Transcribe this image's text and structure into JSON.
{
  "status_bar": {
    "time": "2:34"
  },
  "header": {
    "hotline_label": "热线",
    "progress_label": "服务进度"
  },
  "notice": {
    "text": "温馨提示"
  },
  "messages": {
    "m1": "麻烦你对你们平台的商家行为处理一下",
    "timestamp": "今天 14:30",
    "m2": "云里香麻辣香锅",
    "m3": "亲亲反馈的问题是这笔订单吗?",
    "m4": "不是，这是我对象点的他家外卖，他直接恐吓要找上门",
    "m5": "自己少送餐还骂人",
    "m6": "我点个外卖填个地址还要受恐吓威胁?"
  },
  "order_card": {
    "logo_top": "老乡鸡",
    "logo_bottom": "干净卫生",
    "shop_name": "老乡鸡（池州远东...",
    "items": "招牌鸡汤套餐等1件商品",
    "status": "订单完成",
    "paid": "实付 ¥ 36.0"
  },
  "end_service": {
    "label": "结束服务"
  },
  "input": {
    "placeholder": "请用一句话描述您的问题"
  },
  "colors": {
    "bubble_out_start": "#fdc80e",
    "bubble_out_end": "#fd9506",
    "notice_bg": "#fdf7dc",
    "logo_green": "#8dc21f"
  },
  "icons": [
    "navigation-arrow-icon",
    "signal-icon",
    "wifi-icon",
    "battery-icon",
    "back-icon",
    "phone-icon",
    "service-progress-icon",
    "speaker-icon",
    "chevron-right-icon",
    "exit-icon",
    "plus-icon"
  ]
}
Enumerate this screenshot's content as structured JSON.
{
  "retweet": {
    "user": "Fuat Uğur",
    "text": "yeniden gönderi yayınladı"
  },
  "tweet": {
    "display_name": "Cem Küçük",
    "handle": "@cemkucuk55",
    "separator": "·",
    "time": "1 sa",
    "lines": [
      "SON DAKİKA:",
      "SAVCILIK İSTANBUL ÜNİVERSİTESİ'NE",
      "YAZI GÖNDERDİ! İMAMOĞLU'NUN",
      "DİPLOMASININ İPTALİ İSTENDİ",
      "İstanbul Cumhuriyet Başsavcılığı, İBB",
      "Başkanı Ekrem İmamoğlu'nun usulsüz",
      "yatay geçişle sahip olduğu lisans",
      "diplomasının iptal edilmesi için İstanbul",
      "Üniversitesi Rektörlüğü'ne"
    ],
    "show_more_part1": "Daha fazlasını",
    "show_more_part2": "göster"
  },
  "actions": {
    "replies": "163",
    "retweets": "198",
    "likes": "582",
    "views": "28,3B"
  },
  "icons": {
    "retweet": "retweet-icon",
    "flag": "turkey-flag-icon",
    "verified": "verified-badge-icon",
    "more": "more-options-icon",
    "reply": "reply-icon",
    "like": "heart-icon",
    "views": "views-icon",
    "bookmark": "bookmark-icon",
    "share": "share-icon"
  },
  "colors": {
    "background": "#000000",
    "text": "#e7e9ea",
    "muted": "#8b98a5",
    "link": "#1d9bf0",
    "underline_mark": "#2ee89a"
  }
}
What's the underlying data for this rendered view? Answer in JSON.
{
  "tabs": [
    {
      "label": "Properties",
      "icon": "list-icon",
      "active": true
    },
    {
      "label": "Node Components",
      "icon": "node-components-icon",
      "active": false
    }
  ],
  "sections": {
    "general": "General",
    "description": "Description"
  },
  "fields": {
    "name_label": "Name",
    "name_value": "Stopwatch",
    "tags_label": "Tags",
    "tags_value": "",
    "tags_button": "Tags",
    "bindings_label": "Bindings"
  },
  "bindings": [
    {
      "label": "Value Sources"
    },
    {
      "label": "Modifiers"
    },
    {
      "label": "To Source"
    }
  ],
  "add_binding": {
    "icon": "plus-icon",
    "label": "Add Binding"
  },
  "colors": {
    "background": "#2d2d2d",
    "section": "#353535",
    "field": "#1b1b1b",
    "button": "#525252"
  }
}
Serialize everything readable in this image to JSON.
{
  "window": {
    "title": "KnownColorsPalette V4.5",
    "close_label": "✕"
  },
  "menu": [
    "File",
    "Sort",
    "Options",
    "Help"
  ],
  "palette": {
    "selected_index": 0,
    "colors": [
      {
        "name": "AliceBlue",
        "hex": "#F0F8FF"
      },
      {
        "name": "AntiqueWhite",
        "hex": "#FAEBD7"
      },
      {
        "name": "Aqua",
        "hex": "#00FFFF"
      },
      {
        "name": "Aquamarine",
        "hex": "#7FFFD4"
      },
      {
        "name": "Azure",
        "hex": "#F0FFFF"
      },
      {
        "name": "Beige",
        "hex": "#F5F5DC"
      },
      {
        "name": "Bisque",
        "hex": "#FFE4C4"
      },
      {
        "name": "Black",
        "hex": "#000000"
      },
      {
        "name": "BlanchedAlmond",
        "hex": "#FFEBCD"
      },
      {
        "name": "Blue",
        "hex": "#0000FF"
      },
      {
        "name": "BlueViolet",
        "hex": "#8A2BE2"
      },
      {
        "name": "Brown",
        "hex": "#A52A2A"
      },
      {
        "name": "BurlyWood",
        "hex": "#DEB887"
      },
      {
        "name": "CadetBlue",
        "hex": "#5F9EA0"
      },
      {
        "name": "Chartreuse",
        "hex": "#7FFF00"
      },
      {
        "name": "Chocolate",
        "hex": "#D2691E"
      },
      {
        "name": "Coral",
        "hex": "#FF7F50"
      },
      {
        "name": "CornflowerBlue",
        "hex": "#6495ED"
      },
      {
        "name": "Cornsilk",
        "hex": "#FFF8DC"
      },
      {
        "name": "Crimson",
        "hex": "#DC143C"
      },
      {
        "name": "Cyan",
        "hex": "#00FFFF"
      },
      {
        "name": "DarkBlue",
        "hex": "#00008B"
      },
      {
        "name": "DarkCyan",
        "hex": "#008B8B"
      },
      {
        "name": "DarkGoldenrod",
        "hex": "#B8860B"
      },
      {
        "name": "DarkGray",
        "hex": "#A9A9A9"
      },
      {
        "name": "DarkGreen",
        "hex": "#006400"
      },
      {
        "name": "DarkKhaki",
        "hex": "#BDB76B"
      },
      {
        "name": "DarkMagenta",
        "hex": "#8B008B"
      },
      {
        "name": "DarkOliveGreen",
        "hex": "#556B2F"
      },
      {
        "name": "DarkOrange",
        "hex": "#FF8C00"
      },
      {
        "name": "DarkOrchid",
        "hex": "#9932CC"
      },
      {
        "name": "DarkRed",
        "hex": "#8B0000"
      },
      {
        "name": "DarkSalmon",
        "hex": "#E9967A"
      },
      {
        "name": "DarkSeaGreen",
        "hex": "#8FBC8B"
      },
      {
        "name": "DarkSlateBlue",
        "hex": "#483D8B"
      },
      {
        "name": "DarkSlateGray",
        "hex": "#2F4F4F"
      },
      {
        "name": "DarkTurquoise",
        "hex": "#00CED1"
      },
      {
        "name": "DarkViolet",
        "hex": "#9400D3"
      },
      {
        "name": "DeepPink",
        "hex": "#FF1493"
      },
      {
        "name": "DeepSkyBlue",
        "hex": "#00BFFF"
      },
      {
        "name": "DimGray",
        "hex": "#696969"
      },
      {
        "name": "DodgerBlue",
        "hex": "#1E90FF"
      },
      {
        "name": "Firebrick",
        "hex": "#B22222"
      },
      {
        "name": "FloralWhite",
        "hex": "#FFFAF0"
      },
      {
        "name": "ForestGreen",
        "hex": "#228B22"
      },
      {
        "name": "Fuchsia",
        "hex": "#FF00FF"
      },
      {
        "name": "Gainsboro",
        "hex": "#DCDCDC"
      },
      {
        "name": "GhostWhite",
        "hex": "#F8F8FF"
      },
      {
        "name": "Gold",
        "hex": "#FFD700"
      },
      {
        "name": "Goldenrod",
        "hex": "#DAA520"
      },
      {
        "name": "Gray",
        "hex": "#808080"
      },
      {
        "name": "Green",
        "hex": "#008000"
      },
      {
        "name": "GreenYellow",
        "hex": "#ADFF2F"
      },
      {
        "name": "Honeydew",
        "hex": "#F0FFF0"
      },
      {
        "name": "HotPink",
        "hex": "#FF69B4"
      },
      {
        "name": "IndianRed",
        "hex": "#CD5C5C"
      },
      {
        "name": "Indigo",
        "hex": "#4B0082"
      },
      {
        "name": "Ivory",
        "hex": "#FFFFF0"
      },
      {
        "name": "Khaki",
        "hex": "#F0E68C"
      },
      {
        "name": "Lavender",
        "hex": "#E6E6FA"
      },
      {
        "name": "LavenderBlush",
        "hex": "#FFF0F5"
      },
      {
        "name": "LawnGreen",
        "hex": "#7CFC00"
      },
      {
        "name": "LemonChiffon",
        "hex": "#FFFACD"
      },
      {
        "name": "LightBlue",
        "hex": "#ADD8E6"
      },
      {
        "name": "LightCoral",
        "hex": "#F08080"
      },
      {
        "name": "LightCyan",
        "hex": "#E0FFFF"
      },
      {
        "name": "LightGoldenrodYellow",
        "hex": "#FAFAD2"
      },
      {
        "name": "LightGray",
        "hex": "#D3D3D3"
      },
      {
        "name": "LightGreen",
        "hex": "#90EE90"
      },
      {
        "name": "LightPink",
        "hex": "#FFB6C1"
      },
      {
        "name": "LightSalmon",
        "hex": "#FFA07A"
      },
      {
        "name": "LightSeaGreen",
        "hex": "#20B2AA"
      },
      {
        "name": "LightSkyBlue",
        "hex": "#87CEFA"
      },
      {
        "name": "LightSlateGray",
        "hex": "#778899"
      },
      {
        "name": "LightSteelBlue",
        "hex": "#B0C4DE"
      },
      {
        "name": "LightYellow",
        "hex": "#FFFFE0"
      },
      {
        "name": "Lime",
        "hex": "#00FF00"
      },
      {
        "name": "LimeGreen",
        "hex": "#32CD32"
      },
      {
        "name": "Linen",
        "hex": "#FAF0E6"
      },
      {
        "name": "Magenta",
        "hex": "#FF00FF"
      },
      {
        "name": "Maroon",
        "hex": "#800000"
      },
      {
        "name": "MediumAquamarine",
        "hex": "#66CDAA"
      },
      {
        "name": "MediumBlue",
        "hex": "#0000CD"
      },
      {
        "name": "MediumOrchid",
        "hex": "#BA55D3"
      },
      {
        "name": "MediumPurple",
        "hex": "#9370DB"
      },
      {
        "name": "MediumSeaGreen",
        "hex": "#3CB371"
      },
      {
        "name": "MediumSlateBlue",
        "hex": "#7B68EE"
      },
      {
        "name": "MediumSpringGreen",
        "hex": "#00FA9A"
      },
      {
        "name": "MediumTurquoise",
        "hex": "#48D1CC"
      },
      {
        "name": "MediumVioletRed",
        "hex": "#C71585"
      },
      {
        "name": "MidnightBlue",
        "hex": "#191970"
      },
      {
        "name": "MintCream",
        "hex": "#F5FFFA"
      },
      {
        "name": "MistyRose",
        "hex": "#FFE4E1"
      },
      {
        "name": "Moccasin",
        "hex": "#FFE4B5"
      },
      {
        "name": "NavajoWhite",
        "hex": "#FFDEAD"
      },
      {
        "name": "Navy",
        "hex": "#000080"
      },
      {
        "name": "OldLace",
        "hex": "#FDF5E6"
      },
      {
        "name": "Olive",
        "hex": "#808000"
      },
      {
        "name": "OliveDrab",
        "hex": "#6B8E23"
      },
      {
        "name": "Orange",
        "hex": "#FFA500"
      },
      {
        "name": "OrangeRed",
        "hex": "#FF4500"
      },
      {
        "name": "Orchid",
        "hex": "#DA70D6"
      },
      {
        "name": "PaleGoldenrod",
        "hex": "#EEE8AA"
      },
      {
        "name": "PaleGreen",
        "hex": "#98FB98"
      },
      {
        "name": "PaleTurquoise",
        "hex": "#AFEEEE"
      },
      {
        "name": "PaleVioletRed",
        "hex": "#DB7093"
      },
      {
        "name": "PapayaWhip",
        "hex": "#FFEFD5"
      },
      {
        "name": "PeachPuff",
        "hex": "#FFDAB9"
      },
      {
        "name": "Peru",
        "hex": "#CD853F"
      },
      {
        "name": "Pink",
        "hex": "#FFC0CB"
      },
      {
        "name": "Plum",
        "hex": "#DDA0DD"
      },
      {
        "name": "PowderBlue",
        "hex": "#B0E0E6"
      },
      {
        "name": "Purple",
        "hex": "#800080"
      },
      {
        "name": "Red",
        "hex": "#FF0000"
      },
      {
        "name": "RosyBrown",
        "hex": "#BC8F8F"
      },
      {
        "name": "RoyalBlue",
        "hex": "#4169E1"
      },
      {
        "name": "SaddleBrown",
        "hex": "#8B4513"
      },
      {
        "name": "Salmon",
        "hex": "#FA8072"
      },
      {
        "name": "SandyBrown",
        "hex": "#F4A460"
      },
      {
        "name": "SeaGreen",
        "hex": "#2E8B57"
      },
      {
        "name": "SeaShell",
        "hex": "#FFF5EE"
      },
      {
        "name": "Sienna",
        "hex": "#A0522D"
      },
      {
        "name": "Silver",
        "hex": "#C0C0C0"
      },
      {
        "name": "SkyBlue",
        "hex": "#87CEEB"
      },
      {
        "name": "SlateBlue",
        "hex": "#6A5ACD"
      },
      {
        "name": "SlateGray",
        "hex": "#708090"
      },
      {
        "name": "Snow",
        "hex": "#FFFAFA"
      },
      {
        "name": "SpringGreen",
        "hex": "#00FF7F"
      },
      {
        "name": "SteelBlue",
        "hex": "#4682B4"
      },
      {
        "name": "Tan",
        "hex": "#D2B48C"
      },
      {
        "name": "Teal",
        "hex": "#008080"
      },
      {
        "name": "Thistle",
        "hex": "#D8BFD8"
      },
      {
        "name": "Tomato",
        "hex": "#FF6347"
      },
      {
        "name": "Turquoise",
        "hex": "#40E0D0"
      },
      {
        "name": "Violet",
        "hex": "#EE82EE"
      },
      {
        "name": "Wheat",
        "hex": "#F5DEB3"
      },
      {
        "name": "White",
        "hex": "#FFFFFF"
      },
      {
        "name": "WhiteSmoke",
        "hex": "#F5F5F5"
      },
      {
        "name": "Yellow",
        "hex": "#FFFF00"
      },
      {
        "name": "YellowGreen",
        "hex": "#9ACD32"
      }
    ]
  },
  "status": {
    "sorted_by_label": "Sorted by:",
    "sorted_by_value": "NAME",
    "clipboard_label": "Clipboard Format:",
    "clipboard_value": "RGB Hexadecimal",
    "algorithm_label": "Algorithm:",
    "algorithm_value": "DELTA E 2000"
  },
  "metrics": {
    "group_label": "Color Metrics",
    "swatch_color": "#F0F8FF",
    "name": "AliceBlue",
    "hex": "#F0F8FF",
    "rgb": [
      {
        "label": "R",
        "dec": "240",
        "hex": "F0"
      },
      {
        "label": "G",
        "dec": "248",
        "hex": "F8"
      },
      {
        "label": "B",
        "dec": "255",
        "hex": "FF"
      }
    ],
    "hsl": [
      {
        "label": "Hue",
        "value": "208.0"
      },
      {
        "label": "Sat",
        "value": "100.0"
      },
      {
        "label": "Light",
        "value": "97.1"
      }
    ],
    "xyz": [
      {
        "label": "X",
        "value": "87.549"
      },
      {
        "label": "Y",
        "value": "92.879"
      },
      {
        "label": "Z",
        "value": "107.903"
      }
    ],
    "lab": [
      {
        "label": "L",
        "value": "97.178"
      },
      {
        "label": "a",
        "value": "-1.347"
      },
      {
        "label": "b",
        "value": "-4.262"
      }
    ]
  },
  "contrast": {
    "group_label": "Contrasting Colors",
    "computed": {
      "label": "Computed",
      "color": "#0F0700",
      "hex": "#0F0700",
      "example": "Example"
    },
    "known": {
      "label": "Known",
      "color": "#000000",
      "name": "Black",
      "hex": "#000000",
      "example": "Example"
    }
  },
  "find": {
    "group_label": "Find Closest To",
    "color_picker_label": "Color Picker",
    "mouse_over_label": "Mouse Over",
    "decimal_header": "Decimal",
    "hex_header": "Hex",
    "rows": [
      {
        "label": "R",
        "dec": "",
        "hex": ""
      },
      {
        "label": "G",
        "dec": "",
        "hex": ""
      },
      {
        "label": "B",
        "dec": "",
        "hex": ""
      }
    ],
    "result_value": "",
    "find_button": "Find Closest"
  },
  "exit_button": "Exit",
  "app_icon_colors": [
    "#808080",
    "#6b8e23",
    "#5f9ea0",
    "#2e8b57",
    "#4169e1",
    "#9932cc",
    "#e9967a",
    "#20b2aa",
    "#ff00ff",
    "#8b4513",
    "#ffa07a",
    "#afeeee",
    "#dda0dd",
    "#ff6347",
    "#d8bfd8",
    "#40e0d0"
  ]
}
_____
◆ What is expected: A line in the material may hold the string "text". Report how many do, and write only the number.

◆ The completed task: 4